> Problem requirements
For this task, copy the data that follows exactly, keeping every character.

***** Supplied data *****

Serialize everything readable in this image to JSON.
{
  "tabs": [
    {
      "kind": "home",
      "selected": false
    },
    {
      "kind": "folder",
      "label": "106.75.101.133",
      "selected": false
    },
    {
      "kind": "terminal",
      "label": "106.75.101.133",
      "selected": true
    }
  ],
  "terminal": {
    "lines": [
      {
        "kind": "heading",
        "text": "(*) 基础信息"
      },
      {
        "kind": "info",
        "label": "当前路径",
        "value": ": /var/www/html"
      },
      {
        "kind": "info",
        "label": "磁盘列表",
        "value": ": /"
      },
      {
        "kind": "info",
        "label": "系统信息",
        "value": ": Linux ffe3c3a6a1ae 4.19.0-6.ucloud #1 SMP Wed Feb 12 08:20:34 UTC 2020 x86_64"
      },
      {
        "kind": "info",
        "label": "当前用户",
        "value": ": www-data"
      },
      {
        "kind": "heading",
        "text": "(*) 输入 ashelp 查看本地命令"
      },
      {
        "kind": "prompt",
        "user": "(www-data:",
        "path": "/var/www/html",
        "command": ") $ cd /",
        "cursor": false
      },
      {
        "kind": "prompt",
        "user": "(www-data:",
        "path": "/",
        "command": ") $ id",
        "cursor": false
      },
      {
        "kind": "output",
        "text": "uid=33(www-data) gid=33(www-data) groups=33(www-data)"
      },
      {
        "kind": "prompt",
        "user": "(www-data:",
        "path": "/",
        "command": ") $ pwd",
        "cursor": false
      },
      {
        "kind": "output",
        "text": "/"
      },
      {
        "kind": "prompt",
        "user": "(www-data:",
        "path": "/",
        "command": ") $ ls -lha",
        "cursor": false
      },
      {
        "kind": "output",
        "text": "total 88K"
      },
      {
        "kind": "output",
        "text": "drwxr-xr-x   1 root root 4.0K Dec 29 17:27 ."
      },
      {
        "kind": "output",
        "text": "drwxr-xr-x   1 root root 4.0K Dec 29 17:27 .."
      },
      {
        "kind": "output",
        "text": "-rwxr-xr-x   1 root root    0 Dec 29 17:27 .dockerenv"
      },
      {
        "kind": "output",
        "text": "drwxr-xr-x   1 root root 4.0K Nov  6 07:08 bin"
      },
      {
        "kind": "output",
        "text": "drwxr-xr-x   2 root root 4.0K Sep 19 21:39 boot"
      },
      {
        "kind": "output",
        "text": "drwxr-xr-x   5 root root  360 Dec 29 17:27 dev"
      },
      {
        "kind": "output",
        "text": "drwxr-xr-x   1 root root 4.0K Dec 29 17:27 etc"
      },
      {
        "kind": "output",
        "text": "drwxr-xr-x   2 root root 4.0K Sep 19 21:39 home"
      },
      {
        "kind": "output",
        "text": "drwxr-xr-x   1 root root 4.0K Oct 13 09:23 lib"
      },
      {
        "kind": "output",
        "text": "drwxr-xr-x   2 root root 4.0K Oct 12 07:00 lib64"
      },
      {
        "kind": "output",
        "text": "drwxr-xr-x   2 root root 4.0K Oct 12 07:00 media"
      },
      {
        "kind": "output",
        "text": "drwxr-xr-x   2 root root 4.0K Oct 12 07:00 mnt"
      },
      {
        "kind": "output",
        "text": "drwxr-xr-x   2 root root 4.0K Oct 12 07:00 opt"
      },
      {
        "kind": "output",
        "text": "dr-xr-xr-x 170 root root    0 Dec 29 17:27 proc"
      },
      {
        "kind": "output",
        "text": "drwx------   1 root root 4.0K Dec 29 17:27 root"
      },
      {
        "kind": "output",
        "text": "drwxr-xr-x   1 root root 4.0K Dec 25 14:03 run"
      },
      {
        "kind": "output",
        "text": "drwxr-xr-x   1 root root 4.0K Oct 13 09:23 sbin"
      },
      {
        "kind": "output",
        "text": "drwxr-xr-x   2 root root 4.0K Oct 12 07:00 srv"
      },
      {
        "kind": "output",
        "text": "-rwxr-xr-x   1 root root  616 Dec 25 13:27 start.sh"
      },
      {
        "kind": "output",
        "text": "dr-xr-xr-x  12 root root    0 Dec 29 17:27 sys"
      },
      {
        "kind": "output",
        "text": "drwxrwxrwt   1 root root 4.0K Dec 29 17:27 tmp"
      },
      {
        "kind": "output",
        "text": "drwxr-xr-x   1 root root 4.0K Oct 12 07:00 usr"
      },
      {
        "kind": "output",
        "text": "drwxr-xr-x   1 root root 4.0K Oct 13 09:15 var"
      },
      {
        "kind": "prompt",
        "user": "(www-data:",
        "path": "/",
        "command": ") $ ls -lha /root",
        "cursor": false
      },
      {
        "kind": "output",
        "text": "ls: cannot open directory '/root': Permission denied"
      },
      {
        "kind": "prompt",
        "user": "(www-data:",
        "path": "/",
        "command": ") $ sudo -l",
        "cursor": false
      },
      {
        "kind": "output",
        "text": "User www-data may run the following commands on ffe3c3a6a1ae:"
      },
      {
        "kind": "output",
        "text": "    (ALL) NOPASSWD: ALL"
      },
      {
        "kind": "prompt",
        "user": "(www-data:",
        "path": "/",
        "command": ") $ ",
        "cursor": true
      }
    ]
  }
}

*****

> Result of this task
Serialize everything readable in this image to JSON.
{
  "tabs": [
    {
      "kind": "home",
      "selected": false
    },
    {
      "kind": "folder",
      "label": "106.75.101.133",
      "selected": false
    },
    {
      "kind": "terminal",
      "label": "106.75.101.133",
      "selected": true
    }
  ],
  "terminal": {
    "lines": [
      {
        "kind": "heading",
        "text": "(*) 基础信息"
      },
      {
        "kind": "info",
        "label": "当前路径",
        "value": ": /var/www/html"
      },
      {
        "kind": "info",
        "label": "磁盘列表",
        "value": ": /"
      },
      {
        "kind": "info",
        "label": "系统信息",
        "value": ": Linux ffe3c3a6a1ae 4.19.0-6.ucloud #1 SMP Wed Feb 12 08:20:34 UTC 2020 x86_64"
      },
      {
        "kind": "info",
        "label": "当前用户",
        "value": ": www-data"
      },
      {
        "kind": "heading",
        "text": "(*) 输入 ashelp 查看本地命令"
      },
      {
        "kind": "prompt",
        "user": "(www-data:",
        "path": "/var/www/html",
        "command": ") $ cd /",
        "cursor": false
      },
      {
        "kind": "prompt",
        "user": "(www-data:",
        "path": "/",
        "command": ") $ id",
        "cursor": false
      },
      {
        "kind": "output",
        "text": "uid=33(www-data) gid=33(www-data) groups=33(www-data)"
      },
      {
        "kind": "prompt",
        "user": "(www-data:",
        "path": "/",
        "command": ") $ pwd",
        "cursor": false
      },
      {
        "kind": "output",
        "text": "/"
      },
      {
        "kind": "prompt",
        "user": "(www-data:",
        "path": "/",
        "command": ") $ ls -lha",
        "cursor": false
      },
      {
        "kind": "output",
        "text": "total 88K"
      },
      {
        "kind": "output",
        "text": "drwxr-xr-x   1 root root 4.0K Dec 29 17:27 ."
      },
      {
        "kind": "output",
        "text": "drwxr-xr-x   1 root root 4.0K Dec 29 17:27 .."
      },
      {
        "kind": "output",
        "text": "-rwxr-xr-x   1 root root    0 Dec 29 17:27 .dockerenv"
      },
      {
        "kind": "output",
        "text": "drwxr-xr-x   1 root root 4.0K Nov  6 07:08 bin"
      },
      {
        "kind": "output",
        "text": "drwxr-xr-x   2 root root 4.0K Sep 19 21:39 boot"
      },
      {
        "kind": "output",
        "text": "drwxr-xr-x   5 root root  360 Dec 29 17:27 dev"
      },
      {
        "kind": "output",
        "text": "drwxr-xr-x   1 root root 4.0K Dec 29 17:27 etc"
      },
      {
        "kind": "output",
        "text": "drwxr-xr-x   2 root root 4.0K Sep 19 21:39 home"
      },
      {
        "kind": "output",
        "text": "drwxr-xr-x   1 root root 4.0K Oct 13 09:23 lib"
      },
      {
        "kind": "output",
        "text": "drwxr-xr-x   2 root root 4.0K Oct 12 07:00 lib64"
      },
      {
        "kind": "output",
        "text": "drwxr-xr-x   2 root root 4.0K Oct 12 07:00 media"
      },
      {
        "kind": "output",
        "text": "drwxr-xr-x   2 root root 4.0K Oct 12 07:00 mnt"
      },
      {
        "kind": "output",
        "text": "drwxr-xr-x   2 root root 4.0K Oct 12 07:00 opt"
      },
      {
        "kind": "output",
        "text": "dr-xr-xr-x 170 root root    0 Dec 29 17:27 proc"
      },
      {
        "kind": "output",
        "text": "drwx------   1 root root 4.0K Dec 29 17:27 root"
      },
      {
        "kind": "output",
        "text": "drwxr-xr-x   1 root root 4.0K Dec 25 14:03 run"
      },
      {
        "kind": "output",
        "text": "drwxr-xr-x   1 root root 4.0K Oct 13 09:23 sbin"
      },
      {
        "kind": "output",
        "text": "drwxr-xr-x   2 root root 4.0K Oct 12 07:00 srv"
      },
      {
        "kind": "output",
        "text": "-rwxr-xr-x   1 root root  616 Dec 25 13:27 start.sh"
      },
      {
        "kind": "output",
        "text": "dr-xr-xr-x  12 root root    0 Dec 29 17:27 sys"
      },
      {
        "kind": "output",
        "text": "drwxrwxrwt   1 root root 4.0K Dec 29 17:27 tmp"
      },
      {
        "kind": "output",
        "text": "drwxr-xr-x   1 root root 4.0K Oct 12 07:00 usr"
      },
      {
        "kind": "output",
        "text": "drwxr-xr-x   1 root root 4.0K Oct 13 09:15 var"
      },
      {
        "kind": "prompt",
        "user": "(www-data:",
        "path": "/",
        "command": ") $ ls -lha /root",
        "cursor": false
      },
      {
        "kind": "output",
        "text": "ls: cannot open directory '/root': Permission denied"
      },
      {
        "kind": "prompt",
        "user": "(www-data:",
        "path": "/",
        "command": ") $ sudo -l",
        "cursor": false
      },
      {
        "kind": "output",
        "text": "User www-data may run the following commands on ffe3c3a6a1ae:"
      },
      {
        "kind": "output",
        "text": "    (ALL) NOPASSWD: ALL"
      },
      {
        "kind": "prompt",
        "user": "(www-data:",
        "path": "/",
        "command": ") $ ",
        "cursor": true
      }
    ]
  }
}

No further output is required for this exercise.